When we talk about the journey to net zero emissions, the scale of the problem looms so large it can start to block out the view of the path ahead. The IEA estimates that global investment in clean energy needs to swell by more than double its current rate to reach the $5trn needed annually to keep us on track by 2030, which is alarmingly close and getting closer every day.
It’s easy to be daunted by figures of such magnitude but achieving our collective goal of carbon neutrality requires a cool head and a rational approach. This becomes critically important in sectors like transport, heavy industry, and energy, where the shift needed to decarbonise is less a step and more a total paradigm shift. Some have argued for immediate divestment from industries like these, but the best gains for carbon reduction are to be made in precisely these spaces. Should we not be encouraging them to transform their business models rather than starve them of the ongoing investment they need to take the leap?
In the last few days, the International Council on Mining and Metals, which represents the world’s leading mining companies, agreed to a goal of net zero carbon emissions by 2050 at the latest. The Global Cement and Concrete Association quickly followed suit, and in one fell swoop the two groups made a significant step towards accelerating our journey to net zero. Together, cement and mining are responsible for between 11- 15 percent of global greenhouse gas emissions, and there are few other industries able to make such a significant impact so quickly. This illustrates just how important it is to bring everyone along on the journey towards a clean energy future, and how easily we might hamstring ourselves if we unilaterally cut off support from the most challenging parts of the energy landscape.

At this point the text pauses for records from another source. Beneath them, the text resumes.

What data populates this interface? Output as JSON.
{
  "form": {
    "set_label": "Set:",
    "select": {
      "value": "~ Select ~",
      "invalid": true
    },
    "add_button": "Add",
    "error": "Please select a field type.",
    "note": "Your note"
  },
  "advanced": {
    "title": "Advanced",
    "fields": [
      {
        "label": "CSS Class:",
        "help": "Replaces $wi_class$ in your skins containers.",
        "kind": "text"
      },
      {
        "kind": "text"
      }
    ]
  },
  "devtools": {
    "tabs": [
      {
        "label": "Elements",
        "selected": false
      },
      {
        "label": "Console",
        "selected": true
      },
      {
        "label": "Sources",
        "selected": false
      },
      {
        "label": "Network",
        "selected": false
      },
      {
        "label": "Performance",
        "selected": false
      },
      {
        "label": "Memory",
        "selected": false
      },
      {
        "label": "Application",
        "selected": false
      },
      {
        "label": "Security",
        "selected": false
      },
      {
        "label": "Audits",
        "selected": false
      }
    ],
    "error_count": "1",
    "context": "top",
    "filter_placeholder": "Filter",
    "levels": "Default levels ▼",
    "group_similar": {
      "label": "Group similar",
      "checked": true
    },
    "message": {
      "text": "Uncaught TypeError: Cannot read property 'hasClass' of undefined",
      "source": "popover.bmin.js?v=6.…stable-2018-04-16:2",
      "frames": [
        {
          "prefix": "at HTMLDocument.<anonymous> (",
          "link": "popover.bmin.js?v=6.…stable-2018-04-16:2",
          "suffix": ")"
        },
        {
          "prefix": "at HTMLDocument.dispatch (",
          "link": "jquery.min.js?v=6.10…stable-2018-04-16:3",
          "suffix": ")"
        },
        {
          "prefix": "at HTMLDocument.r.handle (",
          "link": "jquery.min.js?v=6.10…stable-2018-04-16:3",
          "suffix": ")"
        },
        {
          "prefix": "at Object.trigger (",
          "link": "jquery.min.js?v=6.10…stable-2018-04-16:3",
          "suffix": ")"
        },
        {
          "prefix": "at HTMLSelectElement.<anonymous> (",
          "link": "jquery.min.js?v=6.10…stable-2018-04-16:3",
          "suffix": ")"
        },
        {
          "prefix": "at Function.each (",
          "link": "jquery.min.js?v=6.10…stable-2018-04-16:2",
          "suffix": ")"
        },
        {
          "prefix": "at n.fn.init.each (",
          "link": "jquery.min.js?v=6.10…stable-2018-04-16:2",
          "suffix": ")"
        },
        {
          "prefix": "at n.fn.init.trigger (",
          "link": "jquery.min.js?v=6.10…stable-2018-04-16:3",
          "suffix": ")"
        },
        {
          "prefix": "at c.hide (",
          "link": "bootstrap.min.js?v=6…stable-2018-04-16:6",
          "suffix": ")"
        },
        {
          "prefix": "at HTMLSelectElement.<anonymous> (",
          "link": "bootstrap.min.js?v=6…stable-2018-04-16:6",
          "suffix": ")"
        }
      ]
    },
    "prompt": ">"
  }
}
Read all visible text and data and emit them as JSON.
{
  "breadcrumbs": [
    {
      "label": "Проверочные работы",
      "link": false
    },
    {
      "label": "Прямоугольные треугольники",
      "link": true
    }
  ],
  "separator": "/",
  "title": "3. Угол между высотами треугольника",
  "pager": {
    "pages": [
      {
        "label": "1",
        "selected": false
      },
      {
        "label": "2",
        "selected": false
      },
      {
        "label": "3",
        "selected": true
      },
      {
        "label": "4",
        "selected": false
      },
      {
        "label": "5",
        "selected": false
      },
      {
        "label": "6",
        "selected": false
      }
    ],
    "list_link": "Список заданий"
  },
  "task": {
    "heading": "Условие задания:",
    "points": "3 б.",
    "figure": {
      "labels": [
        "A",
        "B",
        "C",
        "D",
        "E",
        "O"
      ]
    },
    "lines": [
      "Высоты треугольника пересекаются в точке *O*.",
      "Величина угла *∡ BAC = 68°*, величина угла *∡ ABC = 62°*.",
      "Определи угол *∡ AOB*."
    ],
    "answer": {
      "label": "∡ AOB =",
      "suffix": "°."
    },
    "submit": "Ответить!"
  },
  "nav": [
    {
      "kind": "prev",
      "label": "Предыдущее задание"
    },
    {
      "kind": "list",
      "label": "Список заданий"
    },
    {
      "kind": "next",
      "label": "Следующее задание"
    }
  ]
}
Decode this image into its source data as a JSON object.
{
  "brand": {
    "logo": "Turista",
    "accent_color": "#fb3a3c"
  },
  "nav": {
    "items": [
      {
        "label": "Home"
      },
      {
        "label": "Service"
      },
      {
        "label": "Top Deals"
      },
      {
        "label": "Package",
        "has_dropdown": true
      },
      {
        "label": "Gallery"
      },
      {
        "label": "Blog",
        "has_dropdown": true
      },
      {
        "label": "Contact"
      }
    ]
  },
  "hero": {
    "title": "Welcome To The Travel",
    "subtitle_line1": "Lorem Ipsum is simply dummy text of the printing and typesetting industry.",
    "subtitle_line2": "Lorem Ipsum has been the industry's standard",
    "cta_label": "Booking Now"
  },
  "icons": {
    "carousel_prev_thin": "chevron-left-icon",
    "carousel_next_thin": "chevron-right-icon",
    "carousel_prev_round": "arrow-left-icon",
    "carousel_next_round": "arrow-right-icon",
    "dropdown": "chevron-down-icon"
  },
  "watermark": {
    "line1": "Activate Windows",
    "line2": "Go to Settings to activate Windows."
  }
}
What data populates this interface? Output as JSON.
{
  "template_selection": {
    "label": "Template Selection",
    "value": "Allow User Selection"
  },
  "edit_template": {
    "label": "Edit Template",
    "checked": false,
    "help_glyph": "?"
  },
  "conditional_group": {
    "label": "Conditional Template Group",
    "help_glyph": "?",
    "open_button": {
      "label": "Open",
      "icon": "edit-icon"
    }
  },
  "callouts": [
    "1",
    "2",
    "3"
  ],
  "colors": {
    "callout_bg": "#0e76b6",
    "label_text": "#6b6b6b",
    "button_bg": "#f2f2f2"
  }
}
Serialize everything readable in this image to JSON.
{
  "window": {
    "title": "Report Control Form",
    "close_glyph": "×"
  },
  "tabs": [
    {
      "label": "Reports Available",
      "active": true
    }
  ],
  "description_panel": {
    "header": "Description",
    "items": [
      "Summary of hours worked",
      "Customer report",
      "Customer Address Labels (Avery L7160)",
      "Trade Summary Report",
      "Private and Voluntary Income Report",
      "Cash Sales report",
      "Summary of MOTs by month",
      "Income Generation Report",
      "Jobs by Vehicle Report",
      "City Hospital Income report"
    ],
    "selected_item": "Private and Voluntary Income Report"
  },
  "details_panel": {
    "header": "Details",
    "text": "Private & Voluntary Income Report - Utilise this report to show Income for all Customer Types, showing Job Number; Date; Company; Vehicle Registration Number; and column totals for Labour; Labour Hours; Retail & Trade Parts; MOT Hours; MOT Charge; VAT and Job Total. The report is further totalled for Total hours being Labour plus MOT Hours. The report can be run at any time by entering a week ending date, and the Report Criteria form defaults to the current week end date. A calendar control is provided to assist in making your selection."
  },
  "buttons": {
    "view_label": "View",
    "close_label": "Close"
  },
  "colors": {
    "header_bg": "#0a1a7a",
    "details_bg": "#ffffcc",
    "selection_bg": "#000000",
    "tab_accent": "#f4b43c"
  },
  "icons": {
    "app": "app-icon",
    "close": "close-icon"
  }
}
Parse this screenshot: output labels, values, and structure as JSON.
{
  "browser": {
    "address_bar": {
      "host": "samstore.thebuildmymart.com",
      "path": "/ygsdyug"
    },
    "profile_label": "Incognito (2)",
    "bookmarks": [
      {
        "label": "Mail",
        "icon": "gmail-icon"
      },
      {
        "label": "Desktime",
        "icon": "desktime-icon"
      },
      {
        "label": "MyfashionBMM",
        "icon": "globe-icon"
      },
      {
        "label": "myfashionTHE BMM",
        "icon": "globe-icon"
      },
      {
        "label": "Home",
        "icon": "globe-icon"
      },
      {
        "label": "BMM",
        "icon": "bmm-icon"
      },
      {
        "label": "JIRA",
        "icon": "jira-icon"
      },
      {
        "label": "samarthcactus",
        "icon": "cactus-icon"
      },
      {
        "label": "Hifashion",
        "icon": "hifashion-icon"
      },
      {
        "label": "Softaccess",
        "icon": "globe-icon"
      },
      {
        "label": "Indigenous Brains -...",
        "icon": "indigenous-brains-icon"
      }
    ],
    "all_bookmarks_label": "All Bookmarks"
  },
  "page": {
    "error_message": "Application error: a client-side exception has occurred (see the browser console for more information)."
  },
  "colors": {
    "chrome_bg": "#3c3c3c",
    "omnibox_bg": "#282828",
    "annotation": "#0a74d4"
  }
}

Of course, throwing arms open to corporates and blindly trusting their reports of progress on emission reduction is no guaranteed recipe for success. ‘Greenwashing’ has become a commonly cited barrier to progress in sustainable investment, and businesses are rightly being expected to demonstrate the validity of their environmental, social, and governance (ESG) credentials in a space that until recently was largely lacking in any standardised regulation. Calls for science-based climate targets are getting louder as investors and consumers alike demand that major companies set independently verifiable emission reduction goals or risk both reputational damage and competitive advantage. Soon it may well be these metrics, rather than the sector an organisation is situated within, that counts for the most when it comes to climate credibility.
In terms of both infrastructure and capital investment, much of the legwork necessary to get us where we need to be by 2050 will need to be put in over the next decade, so the message is clear: there’s no time to delay. If we’re to get the job done in the limited time available, not only do we need to continue pushing for rigorous regulation and global standardisation of metrics across the entire sustainability system, but we need to couple it with an open-minded approach that welcomes progress regardless of where it originates from. Only by pursuing these twin goals will we be able to harness the high impact, large-scale transformative change of the hardest-to-reach sectors whilst giving consumers, corporates, and investors the confidence they need to drive the clean energy revolution.
Now more than ever, it’s time to keep eyes firmly planted on the big picture and focus on constructive action. The next few years are certain to be full of innovation and progress, and we’ll achieve much more, much quicker, if we make room at the table for everyone.